Please return the records below exactly as they stand.

**DATA PROVIDED:**
+ + + +
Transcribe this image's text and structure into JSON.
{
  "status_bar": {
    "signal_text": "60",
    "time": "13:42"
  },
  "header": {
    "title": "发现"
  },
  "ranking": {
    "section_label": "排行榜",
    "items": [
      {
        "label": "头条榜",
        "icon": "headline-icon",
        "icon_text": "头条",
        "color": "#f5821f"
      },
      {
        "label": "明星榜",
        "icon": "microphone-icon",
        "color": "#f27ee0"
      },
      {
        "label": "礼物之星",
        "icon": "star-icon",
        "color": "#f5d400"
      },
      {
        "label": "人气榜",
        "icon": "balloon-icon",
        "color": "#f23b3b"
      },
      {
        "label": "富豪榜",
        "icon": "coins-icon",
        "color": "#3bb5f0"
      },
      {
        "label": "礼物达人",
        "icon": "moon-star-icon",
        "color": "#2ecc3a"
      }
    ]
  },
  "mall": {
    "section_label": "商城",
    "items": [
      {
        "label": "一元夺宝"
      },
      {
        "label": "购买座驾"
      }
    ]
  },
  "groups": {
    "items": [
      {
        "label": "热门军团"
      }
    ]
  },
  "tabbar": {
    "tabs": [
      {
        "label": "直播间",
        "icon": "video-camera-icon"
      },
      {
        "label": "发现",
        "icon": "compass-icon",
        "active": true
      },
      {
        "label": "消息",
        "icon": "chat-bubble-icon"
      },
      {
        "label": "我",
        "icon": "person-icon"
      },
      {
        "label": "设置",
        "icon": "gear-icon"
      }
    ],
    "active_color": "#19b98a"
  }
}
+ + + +
**COMPLETED TASK:**
Transcribe this image's text and structure into JSON.
{
  "status_bar": {
    "signal_text": "60",
    "time": "13:42"
  },
  "header": {
    "title": "发现"
  },
  "ranking": {
    "section_label": "排行榜",
    "items": [
      {
        "label": "头条榜",
        "icon": "headline-icon",
        "icon_text": "头条",
        "color": "#f5821f"
      },
      {
        "label": "明星榜",
        "icon": "microphone-icon",
        "color": "#f27ee0"
      },
      {
        "label": "礼物之星",
        "icon": "star-icon",
        "color": "#f5d400"
      },
      {
        "label": "人气榜",
        "icon": "balloon-icon",
        "color": "#f23b3b"
      },
      {
        "label": "富豪榜",
        "icon": "coins-icon",
        "color": "#3bb5f0"
      },
      {
        "label": "礼物达人",
        "icon": "moon-star-icon",
        "color": "#2ecc3a"
      }
    ]
  },
  "mall": {
    "section_label": "商城",
    "items": [
      {
        "label": "一元夺宝"
      },
      {
        "label": "购买座驾"
      }
    ]
  },
  "groups": {
    "items": [
      {
        "label": "热门军团"
      }
    ]
  },
  "tabbar": {
    "tabs": [
      {
        "label": "直播间",
        "icon": "video-camera-icon"
      },
      {
        "label": "发现",
        "icon": "compass-icon",
        "active": true
      },
      {
        "label": "消息",
        "icon": "chat-bubble-icon"
      },
      {
        "label": "我",
        "icon": "person-icon"
      },
      {
        "label": "设置",
        "icon": "gear-icon"
      }
    ],
    "active_color": "#19b98a"
  }
}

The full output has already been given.